[Dataset rows describing interfaces]
───

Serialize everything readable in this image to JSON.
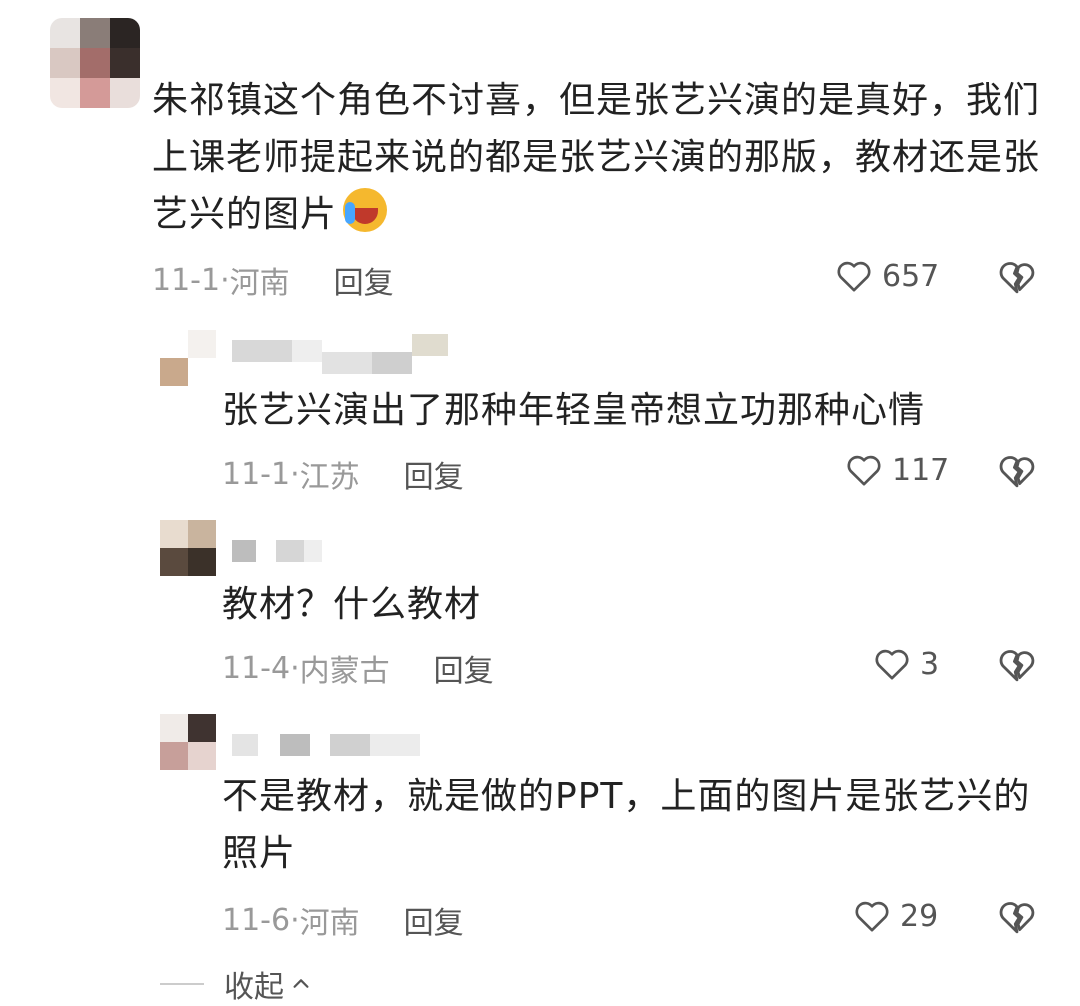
{
  "comments": [
    {
      "text_lines": [
        "朱祁镇这个角色不讨喜，但是张艺兴演的是真好，我们",
        "上课老师提起来说的都是张艺兴演的那版，教材还是张",
        "艺兴的图片"
      ],
      "date": "11-1·",
      "location": "河南",
      "reply_label": "回复",
      "likes": "657",
      "emoji_icon": "laugh-cry-emoji-icon"
    },
    {
      "text_lines": [
        "张艺兴演出了那种年轻皇帝想立功那种心情"
      ],
      "date": "11-1·",
      "location": "江苏",
      "reply_label": "回复",
      "likes": "117"
    },
    {
      "text_lines": [
        "教材？什么教材"
      ],
      "date": "11-4·",
      "location": "内蒙古",
      "reply_label": "回复",
      "likes": "3"
    },
    {
      "text_lines": [
        "不是教材，就是做的PPT，上面的图片是张艺兴的",
        "照片"
      ],
      "date": "11-6·",
      "location": "河南",
      "reply_label": "回复",
      "likes": "29"
    }
  ],
  "collapse_label": "收起",
  "icons": {
    "like": "heart-outline-icon",
    "dislike": "broken-heart-icon",
    "collapse": "chevron-up-icon"
  },
  "colors": {
    "text": "#222222",
    "meta": "#999999",
    "action": "#555555"
  }
}
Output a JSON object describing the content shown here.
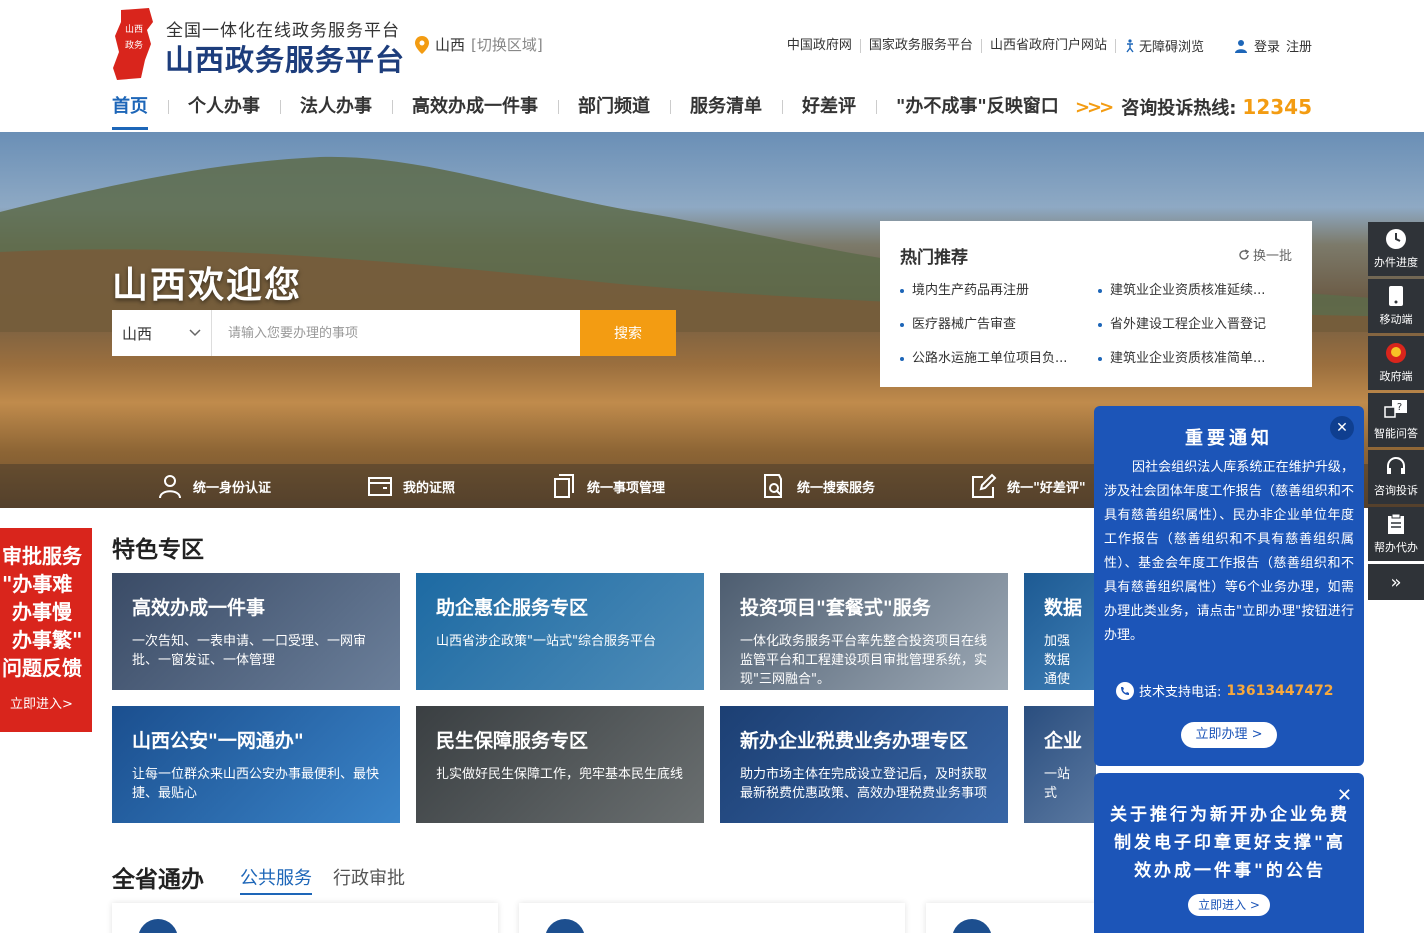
{
  "header": {
    "logo_emblem_text": "山西政务",
    "logo_sub": "全国一体化在线政务服务平台",
    "logo_main": "山西政务服务平台",
    "region_name": "山西",
    "region_switch": "[切换区域]",
    "top_links": [
      "中国政府网",
      "国家政务服务平台",
      "山西省政府门户网站"
    ],
    "accessibility": "无障碍浏览",
    "login": "登录",
    "register": "注册"
  },
  "nav": {
    "items": [
      "首页",
      "个人办事",
      "法人办事",
      "高效办成一件事",
      "部门频道",
      "服务清单",
      "好差评",
      "\"办不成事\"反映窗口"
    ],
    "hotline_arrows": ">>>",
    "hotline_label": "咨询投诉热线:",
    "hotline_number": "12345"
  },
  "banner": {
    "welcome": "山西欢迎您",
    "search_region": "山西",
    "search_placeholder": "请输入您要办理的事项",
    "search_button": "搜索"
  },
  "hot": {
    "title": "热门推荐",
    "refresh": "换一批",
    "items": [
      "境内生产药品再注册",
      "建筑业企业资质核准延续...",
      "医疗器械广告审查",
      "省外建设工程企业入晋登记",
      "公路水运施工单位项目负...",
      "建筑业企业资质核准简单..."
    ]
  },
  "quickbar": [
    "统一身份认证",
    "我的证照",
    "统一事项管理",
    "统一搜索服务",
    "统一\"好差评\""
  ],
  "left_float": {
    "lines": [
      "审批服务",
      "\"办事难",
      "办事慢",
      "办事繁\"",
      "问题反馈"
    ],
    "enter": "立即进入>"
  },
  "right_side": [
    "办件进度",
    "移动端",
    "政府端",
    "智能问答",
    "咨询投诉",
    "帮办代办",
    "»"
  ],
  "feature": {
    "title": "特色专区",
    "cards": [
      {
        "title": "高效办成一件事",
        "desc": "一次告知、一表申请、一口受理、一网审批、一窗发证、一体管理"
      },
      {
        "title": "助企惠企服务专区",
        "desc": "山西省涉企政策\"一站式\"综合服务平台"
      },
      {
        "title": "投资项目\"套餐式\"服务",
        "desc": "一体化政务服务平台率先整合投资项目在线监管平台和工程建设项目审批管理系统，实现\"三网融合\"。"
      },
      {
        "title": "数据",
        "desc": "加强数据通使用"
      },
      {
        "title": "山西公安\"一网通办\"",
        "desc": "让每一位群众来山西公安办事最便利、最快捷、最贴心"
      },
      {
        "title": "民生保障服务专区",
        "desc": "扎实做好民生保障工作，兜牢基本民生底线"
      },
      {
        "title": "新办企业税费业务办理专区",
        "desc": "助力市场主体在完成设立登记后，及时获取最新税费优惠政策、高效办理税费业务事项"
      },
      {
        "title": "企业",
        "desc": "一站式"
      }
    ]
  },
  "province": {
    "title": "全省通办",
    "tab_active": "公共服务",
    "tab_inactive": "行政审批"
  },
  "notice": {
    "title": "重要通知",
    "body": "因社会组织法人库系统正在维护升级，涉及社会团体年度工作报告（慈善组织和不具有慈善组织属性）、民办非企业单位年度工作报告（慈善组织和不具有慈善组织属性）、基金会年度工作报告（慈善组织和不具有慈善组织属性）等6个业务办理，如需办理此类业务，请点击\"立即办理\"按钮进行办理。",
    "tech_label": "技术支持电话:",
    "tech_phone": "13613447472",
    "button": "立即办理 >"
  },
  "notice2": {
    "title": "关于推行为新开办企业免费制发电子印章更好支撑\"高效办成一件事\"的公告",
    "button": "立即进入 >"
  },
  "colors": {
    "brand_blue": "#1d66b8",
    "accent_orange": "#f39c12",
    "emblem_red": "#d9251c",
    "notice_blue": "#1c55b8"
  }
}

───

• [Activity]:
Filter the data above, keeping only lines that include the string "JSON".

• [Written response]:
Serialize everything readable in this image to JSON.
Output a JSON object describing the content shown here.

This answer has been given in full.